Fellowship – show genuine affection, offer hospitality, and participate together socially (Romans 16:16; 1 Peter 4:9; 1 John 1:7)

Accept – live in harmony, stop passing judgment, and agree with each other (Romans 12:16; Romans 14:13; Romans 15:7; 1 Corinthians 1:10)

Honor – put others above yourself, serve one another humbly in love, and submit to one another out of reverence for Christ (Romans 12:10; Galatians 5:13; Ephesians 5:21)

Love – be devoted, be kind and compassionate (John 13:34; Romans 12:10; Ephesians 4:32)

Encourage – instruct, admonish, and spur one another on toward love and good deeds (Romans 15:14; Colossians 3:16; 1 Thessalonians 5:11; Hebrews 10:24)

Forgive – bear with one another, forgive one another (Ephesians 4:2; Colossians 3:13)

If you’ve been around a church for any length of time, you will be hurt. And there’s a very high likelihood that you’ve also hurt someone in a church, whether you know it or not! We are a family of imperfect humans, and it happens despite our best intentions. Being hurt in a church doesn’t excuse you from developing true community with significant others in the church. Forgive, and become to others the person you wish others had been to you when you were hurt.

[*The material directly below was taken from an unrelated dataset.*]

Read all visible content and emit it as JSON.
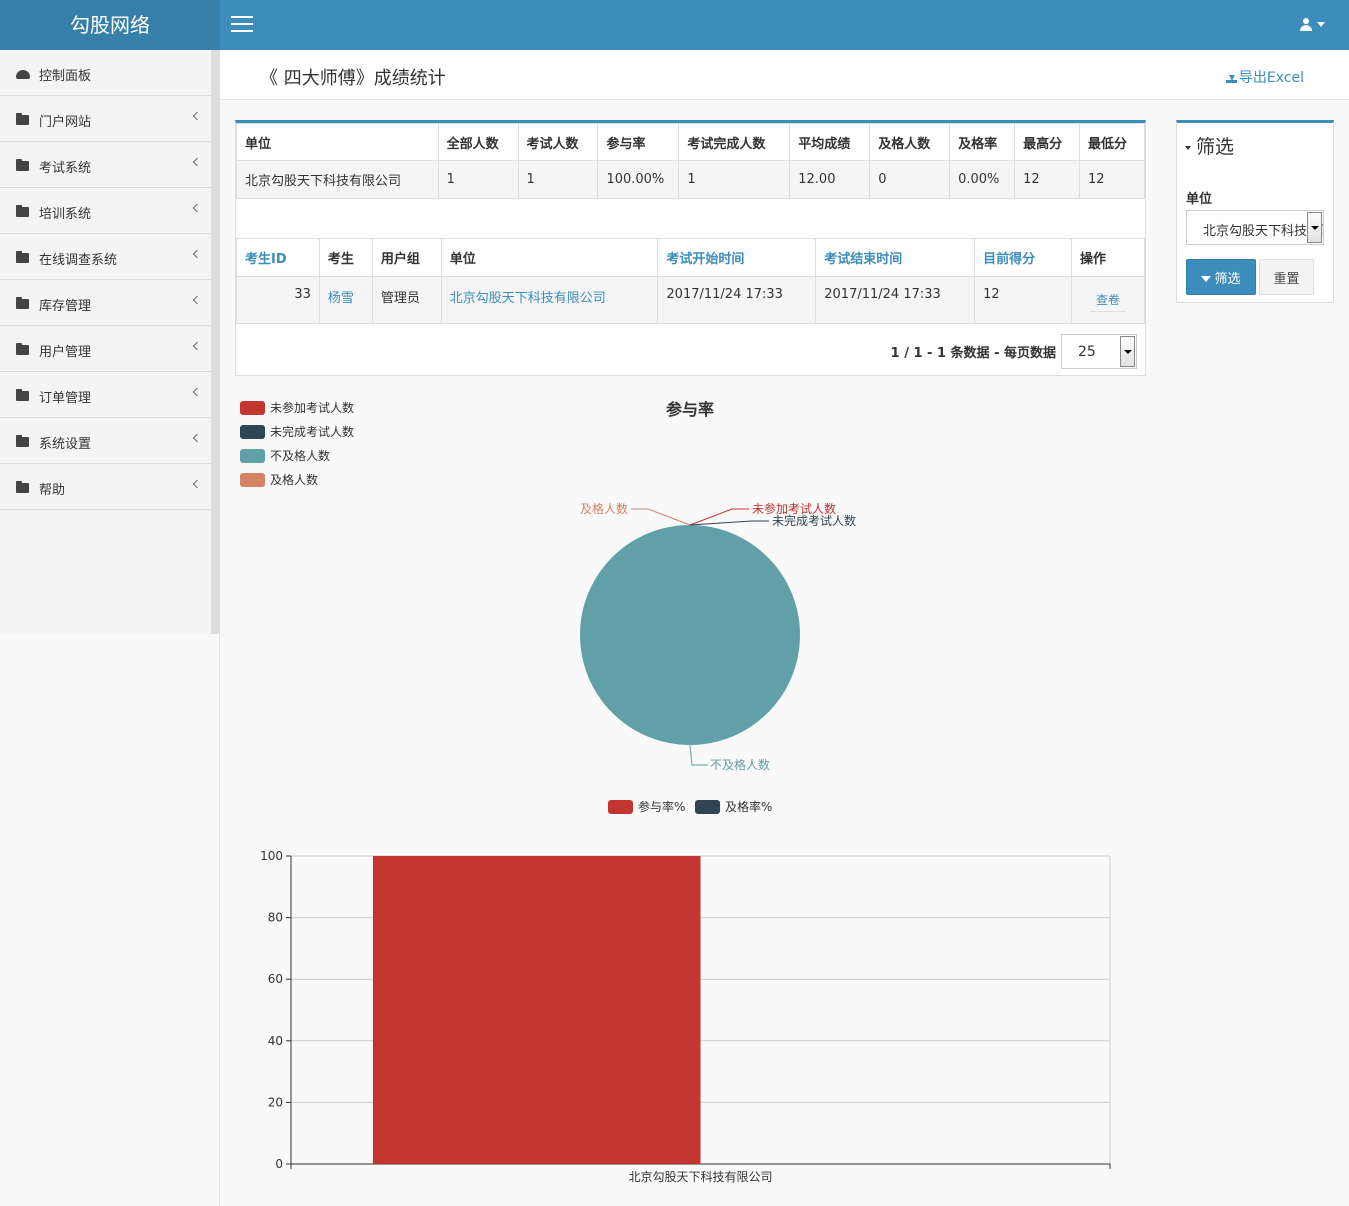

John 13:35 says, “Your love for one another will prove to the world that you are my [Jesus’] disciples.” That is what building true community is really about – creating an atmosphere where the love that flows from Jesus through us to each other draws into our community those who do not yet know Jesus – people who are hungry for the loving relationships they will find here at ECC – human love that mirrors God’s love for them.